TASK TO COMPLETE:
As you print the data below, keep every line exactly as it is and leave the images behind.

ENTRIES SUPPLIED:

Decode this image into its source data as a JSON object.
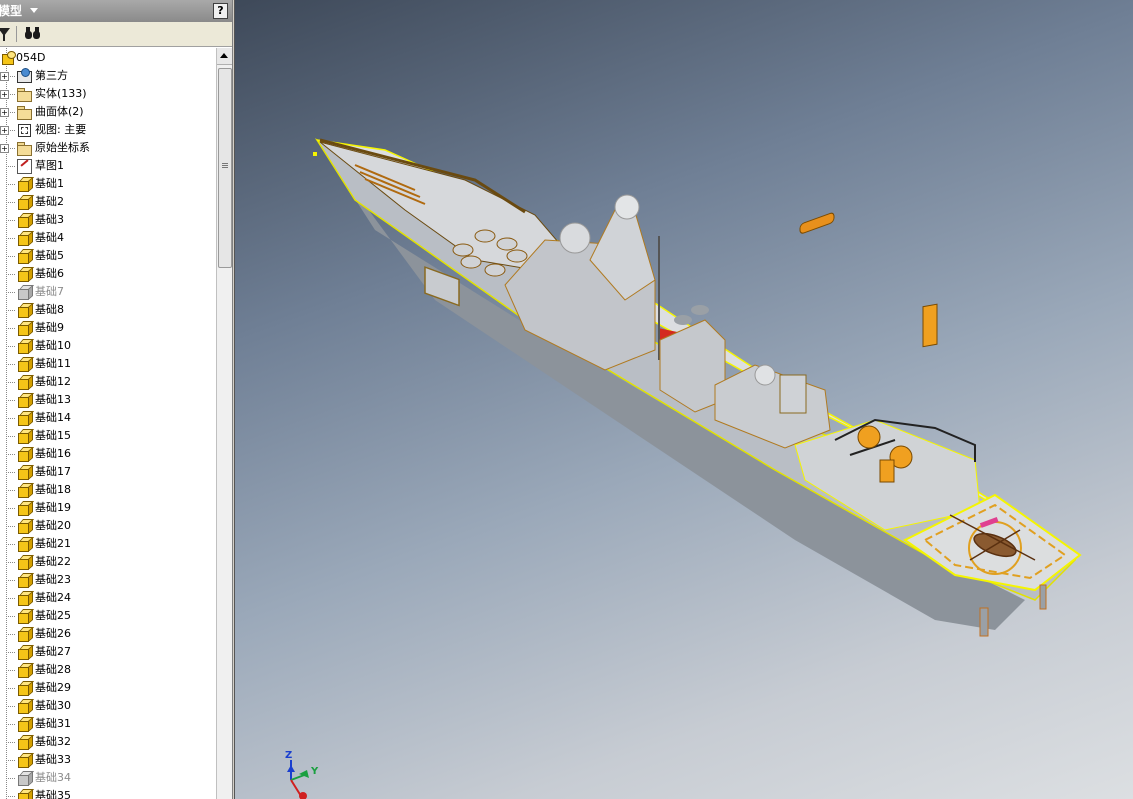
{
  "browser": {
    "title": "模型",
    "help_label": "?",
    "icons": {
      "filter": "filter-icon",
      "find": "binoculars-icon"
    },
    "tree": [
      {
        "label": "054D",
        "icon": "part-icon",
        "level": 0
      },
      {
        "label": "第三方",
        "icon": "third-party-icon",
        "level": 1,
        "expander": "+"
      },
      {
        "label": "实体(133)",
        "icon": "folder-icon",
        "level": 1,
        "expander": "+"
      },
      {
        "label": "曲面体(2)",
        "icon": "folder-icon",
        "level": 1,
        "expander": "+"
      },
      {
        "label": "视图: 主要",
        "icon": "view-icon",
        "level": 1,
        "expander": "+"
      },
      {
        "label": "原始坐标系",
        "icon": "folder-icon",
        "level": 1,
        "expander": "+"
      },
      {
        "label": "草图1",
        "icon": "sketch-icon",
        "level": 1
      },
      {
        "label": "基础1",
        "icon": "feature-icon",
        "level": 1
      },
      {
        "label": "基础2",
        "icon": "feature-icon",
        "level": 1
      },
      {
        "label": "基础3",
        "icon": "feature-icon",
        "level": 1
      },
      {
        "label": "基础4",
        "icon": "feature-icon",
        "level": 1
      },
      {
        "label": "基础5",
        "icon": "feature-icon",
        "level": 1
      },
      {
        "label": "基础6",
        "icon": "feature-icon",
        "level": 1
      },
      {
        "label": "基础7",
        "icon": "feature-icon",
        "level": 1,
        "disabled": true
      },
      {
        "label": "基础8",
        "icon": "feature-icon",
        "level": 1
      },
      {
        "label": "基础9",
        "icon": "feature-icon",
        "level": 1
      },
      {
        "label": "基础10",
        "icon": "feature-icon",
        "level": 1
      },
      {
        "label": "基础11",
        "icon": "feature-icon",
        "level": 1
      },
      {
        "label": "基础12",
        "icon": "feature-icon",
        "level": 1
      },
      {
        "label": "基础13",
        "icon": "feature-icon",
        "level": 1
      },
      {
        "label": "基础14",
        "icon": "feature-icon",
        "level": 1
      },
      {
        "label": "基础15",
        "icon": "feature-icon",
        "level": 1
      },
      {
        "label": "基础16",
        "icon": "feature-icon",
        "level": 1
      },
      {
        "label": "基础17",
        "icon": "feature-icon",
        "level": 1
      },
      {
        "label": "基础18",
        "icon": "feature-icon",
        "level": 1
      },
      {
        "label": "基础19",
        "icon": "feature-icon",
        "level": 1
      },
      {
        "label": "基础20",
        "icon": "feature-icon",
        "level": 1
      },
      {
        "label": "基础21",
        "icon": "feature-icon",
        "level": 1
      },
      {
        "label": "基础22",
        "icon": "feature-icon",
        "level": 1
      },
      {
        "label": "基础23",
        "icon": "feature-icon",
        "level": 1
      },
      {
        "label": "基础24",
        "icon": "feature-icon",
        "level": 1
      },
      {
        "label": "基础25",
        "icon": "feature-icon",
        "level": 1
      },
      {
        "label": "基础26",
        "icon": "feature-icon",
        "level": 1
      },
      {
        "label": "基础27",
        "icon": "feature-icon",
        "level": 1
      },
      {
        "label": "基础28",
        "icon": "feature-icon",
        "level": 1
      },
      {
        "label": "基础29",
        "icon": "feature-icon",
        "level": 1
      },
      {
        "label": "基础30",
        "icon": "feature-icon",
        "level": 1
      },
      {
        "label": "基础31",
        "icon": "feature-icon",
        "level": 1
      },
      {
        "label": "基础32",
        "icon": "feature-icon",
        "level": 1
      },
      {
        "label": "基础33",
        "icon": "feature-icon",
        "level": 1
      },
      {
        "label": "基础34",
        "icon": "feature-icon",
        "level": 1,
        "disabled": true
      },
      {
        "label": "基础35",
        "icon": "feature-icon",
        "level": 1
      }
    ]
  },
  "viewport": {
    "model": "ship-model",
    "triad": {
      "z_label": "Z",
      "y_label": "Y"
    }
  },
  "colors": {
    "selection": "#f5f500",
    "accent": "#f0a020",
    "hull": "#c9ccd1",
    "flag": "#d42a1e"
  }
}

TASK RESPONSE:
Decode this image into its source data as a JSON object.
{
  "browser": {
    "title": "模型",
    "help_label": "?",
    "icons": {
      "filter": "filter-icon",
      "find": "binoculars-icon"
    },
    "tree": [
      {
        "label": "054D",
        "icon": "part-icon",
        "level": 0
      },
      {
        "label": "第三方",
        "icon": "third-party-icon",
        "level": 1,
        "expander": "+"
      },
      {
        "label": "实体(133)",
        "icon": "folder-icon",
        "level": 1,
        "expander": "+"
      },
      {
        "label": "曲面体(2)",
        "icon": "folder-icon",
        "level": 1,
        "expander": "+"
      },
      {
        "label": "视图: 主要",
        "icon": "view-icon",
        "level": 1,
        "expander": "+"
      },
      {
        "label": "原始坐标系",
        "icon": "folder-icon",
        "level": 1,
        "expander": "+"
      },
      {
        "label": "草图1",
        "icon": "sketch-icon",
        "level": 1
      },
      {
        "label": "基础1",
        "icon": "feature-icon",
        "level": 1
      },
      {
        "label": "基础2",
        "icon": "feature-icon",
        "level": 1
      },
      {
        "label": "基础3",
        "icon": "feature-icon",
        "level": 1
      },
      {
        "label": "基础4",
        "icon": "feature-icon",
        "level": 1
      },
      {
        "label": "基础5",
        "icon": "feature-icon",
        "level": 1
      },
      {
        "label": "基础6",
        "icon": "feature-icon",
        "level": 1
      },
      {
        "label": "基础7",
        "icon": "feature-icon",
        "level": 1,
        "disabled": true
      },
      {
        "label": "基础8",
        "icon": "feature-icon",
        "level": 1
      },
      {
        "label": "基础9",
        "icon": "feature-icon",
        "level": 1
      },
      {
        "label": "基础10",
        "icon": "feature-icon",
        "level": 1
      },
      {
        "label": "基础11",
        "icon": "feature-icon",
        "level": 1
      },
      {
        "label": "基础12",
        "icon": "feature-icon",
        "level": 1
      },
      {
        "label": "基础13",
        "icon": "feature-icon",
        "level": 1
      },
      {
        "label": "基础14",
        "icon": "feature-icon",
        "level": 1
      },
      {
        "label": "基础15",
        "icon": "feature-icon",
        "level": 1
      },
      {
        "label": "基础16",
        "icon": "feature-icon",
        "level": 1
      },
      {
        "label": "基础17",
        "icon": "feature-icon",
        "level": 1
      },
      {
        "label": "基础18",
        "icon": "feature-icon",
        "level": 1
      },
      {
        "label": "基础19",
        "icon": "feature-icon",
        "level": 1
      },
      {
        "label": "基础20",
        "icon": "feature-icon",
        "level": 1
      },
      {
        "label": "基础21",
        "icon": "feature-icon",
        "level": 1
      },
      {
        "label": "基础22",
        "icon": "feature-icon",
        "level": 1
      },
      {
        "label": "基础23",
        "icon": "feature-icon",
        "level": 1
      },
      {
        "label": "基础24",
        "icon": "feature-icon",
        "level": 1
      },
      {
        "label": "基础25",
        "icon": "feature-icon",
        "level": 1
      },
      {
        "label": "基础26",
        "icon": "feature-icon",
        "level": 1
      },
      {
        "label": "基础27",
        "icon": "feature-icon",
        "level": 1
      },
      {
        "label": "基础28",
        "icon": "feature-icon",
        "level": 1
      },
      {
        "label": "基础29",
        "icon": "feature-icon",
        "level": 1
      },
      {
        "label": "基础30",
        "icon": "feature-icon",
        "level": 1
      },
      {
        "label": "基础31",
        "icon": "feature-icon",
        "level": 1
      },
      {
        "label": "基础32",
        "icon": "feature-icon",
        "level": 1
      },
      {
        "label": "基础33",
        "icon": "feature-icon",
        "level": 1
      },
      {
        "label": "基础34",
        "icon": "feature-icon",
        "level": 1,
        "disabled": true
      },
      {
        "label": "基础35",
        "icon": "feature-icon",
        "level": 1
      }
    ]
  },
  "viewport": {
    "model": "ship-model",
    "triad": {
      "z_label": "Z",
      "y_label": "Y"
    }
  },
  "colors": {
    "selection": "#f5f500",
    "accent": "#f0a020",
    "hull": "#c9ccd1",
    "flag": "#d42a1e"
  }
}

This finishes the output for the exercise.